A column is a vertical element of a structure that supports weight. Columns support weight through compression and hold up beams or entablatures to transfer weight. In ancient times columns represented a person with a base (foot), shaft (trunk) and capital (head). Greek architecture gave us the first three orders: Doric from the Dorian peninsula is male; Ionic from Ionia is a neutral gender; and Corinthian from Corinth represents a young maiden. The Roman architect Vitruvius recorded the origins, proportions and intercolumniation (spacing) of the orders, adding Tuscan and Composite orders. Renaissance architects regularized the proportions of the orders, all based on the module or width of the base of the column. Columns were originally made of wood, stone, or marble, but today are also made of steel, brick, concrete and glass!
Activity 1 – Build A Structural Column
Columns support weight. What kind of column could support your weight? Using simple materials from around your house (toilet paper tubes, tape, sand), construct an experiment to learn what helps a column gain strength, to see compression in action and to learn how loads are transferred.
Place an empty toilet paper tube on the floor in a pan. Carefully holding a chair for balance, gradually step onto the tube. Continue to increase weight until the tube collapses.
Take a second tube and wrap the tube with tape and fill it with sand. Step onto this tube and gradually increase your weight. What happens?
Activity 2 – Column Capture
Take a 15 minute walk around your neighborhood with a digital camera. Take pictures of as many different column capital types as you can find. Print your capital pictures and identify the order.
Activity 3 – Draw the 3 Orders

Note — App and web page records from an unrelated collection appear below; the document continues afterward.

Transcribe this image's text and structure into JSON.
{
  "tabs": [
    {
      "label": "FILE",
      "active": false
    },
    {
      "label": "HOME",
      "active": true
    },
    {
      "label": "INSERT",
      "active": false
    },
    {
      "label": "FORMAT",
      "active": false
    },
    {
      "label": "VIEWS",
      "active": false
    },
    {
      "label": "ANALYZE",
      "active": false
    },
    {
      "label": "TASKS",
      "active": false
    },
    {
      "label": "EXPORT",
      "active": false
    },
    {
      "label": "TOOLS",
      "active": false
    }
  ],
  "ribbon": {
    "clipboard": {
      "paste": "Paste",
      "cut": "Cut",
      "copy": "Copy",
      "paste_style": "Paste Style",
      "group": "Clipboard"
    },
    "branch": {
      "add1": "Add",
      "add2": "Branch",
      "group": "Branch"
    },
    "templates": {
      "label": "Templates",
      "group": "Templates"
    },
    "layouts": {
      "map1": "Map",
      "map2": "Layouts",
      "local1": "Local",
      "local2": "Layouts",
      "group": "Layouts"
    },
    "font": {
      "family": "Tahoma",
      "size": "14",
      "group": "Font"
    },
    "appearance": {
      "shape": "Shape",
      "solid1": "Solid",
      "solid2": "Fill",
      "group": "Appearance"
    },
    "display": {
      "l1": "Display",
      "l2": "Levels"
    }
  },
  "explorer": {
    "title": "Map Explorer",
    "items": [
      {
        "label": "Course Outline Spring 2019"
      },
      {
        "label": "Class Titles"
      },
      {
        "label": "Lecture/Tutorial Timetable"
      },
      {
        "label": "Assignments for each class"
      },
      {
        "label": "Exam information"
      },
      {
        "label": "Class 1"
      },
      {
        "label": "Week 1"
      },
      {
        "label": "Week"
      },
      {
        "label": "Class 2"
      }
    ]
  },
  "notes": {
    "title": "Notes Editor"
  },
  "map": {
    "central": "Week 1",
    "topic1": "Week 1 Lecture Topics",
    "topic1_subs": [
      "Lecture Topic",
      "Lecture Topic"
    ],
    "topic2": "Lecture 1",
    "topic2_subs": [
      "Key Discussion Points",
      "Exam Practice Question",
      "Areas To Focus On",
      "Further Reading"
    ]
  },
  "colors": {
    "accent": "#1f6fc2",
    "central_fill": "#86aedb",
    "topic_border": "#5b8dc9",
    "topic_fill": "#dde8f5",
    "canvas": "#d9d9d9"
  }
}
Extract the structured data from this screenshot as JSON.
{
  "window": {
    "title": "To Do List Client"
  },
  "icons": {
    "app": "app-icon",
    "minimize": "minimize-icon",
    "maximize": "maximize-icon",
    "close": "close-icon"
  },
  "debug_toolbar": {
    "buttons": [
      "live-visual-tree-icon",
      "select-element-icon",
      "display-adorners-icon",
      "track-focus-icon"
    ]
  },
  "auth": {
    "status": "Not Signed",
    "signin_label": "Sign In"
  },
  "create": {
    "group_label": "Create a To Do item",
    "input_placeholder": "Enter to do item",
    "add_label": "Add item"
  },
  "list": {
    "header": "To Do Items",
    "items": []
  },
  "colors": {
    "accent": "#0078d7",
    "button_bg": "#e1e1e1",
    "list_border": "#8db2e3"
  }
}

Wood and stone were the materials of the first columns. Columns were vertical members which supported horizontal or raked(sloped) members to construct a primitive shelter. In the Classical Language of Architecture, craftsmen created orders which represented genders of the Greek gods and goddesses. The Doric order by the Dorians, the Ionic by the Ionians, and the Corinthian by the Corinthians, all expressed part to whole expressions of structure and ornament working together. Look at the Doric Capital and Entablature and draw and label its parts. Look at the Ionic Capital and Entblature and draw and label its parts.And finally, study the most ornate of the three Greek Orders, [the Corinthian Capital and Entablature](http://rocbo.lautre.net/archi/arch_drawing/118-119.html] and draw and label its parts. As you handle the scale and proportion of the parts, imagine how difficult it would be to carve these shapes out of stone!!
Activity 4 – Create Your Own Capital
The capital of a column represents the human head. But capitals all over the world have been created to deliver other messages as well. Some are adorned with nature patterns, animals and geometric shapes. In this activity, you can imagine your own capital. What will you put on it? Be sure to give it three parts: the abacus (looks like a pizza box in shape), the echinus (looks rounded and is under the abacus) and the necking (the part which is the most slender and which connects the capital to the shaft).
Paper Column: Decide what sculptural relief you want to use. Find an old can and cover it with stiff paper. Cut and paste cut out shapes to build up your column capital. Draw an elevation of your capital. Try to shade the capital so that it shows the 3-dimensions of your creation. Make a copy and paste into your journal.
Clay Capital: In this stage, you can mold your capital out of modeling clay. Turn it around to see it from all sides. If it seems difficult, remember that most capitals were carved out of stone! Take a digital picture of your capital and submit it to the NEXT gallery!
Activity 5 – Columns Today
Columns today are made with more materials than wood and stone. Heavy timber construction, once feared for destruction by fire, is returning to urban areas; heavy timber chars but actually lasts longer than other fire rated and fire protected materials such as aluminum and steel. Stone columns, which took millennia to compress its strength, are not the material of choice due t expense. Concrete, and reinforced concrete columns and rigid frames are viable alternatives, yet steel columns supporting steel beams expanded tall buildings around the world the quickest. Research heavy timber framing, steel framing, and concrete framing for ease of construction and cost and speed of construction. Make a chart for columns/frames with each of these materials.
- Which structural force involves crushing or compaction?
- What are the classical orders?
- What are the parts of a column?
- What materials can be used to make columns?
- Think of two buildings on your block that use columns:
- 7 Natural Wonders
- Architecture and Music
- Buildings like Bodies
- Building Types
- Classical Language
- Digital Modeling
- Facade Elements
- Greek Architecture
- Historic Preservation
- Roman Architecture
- Wall Sections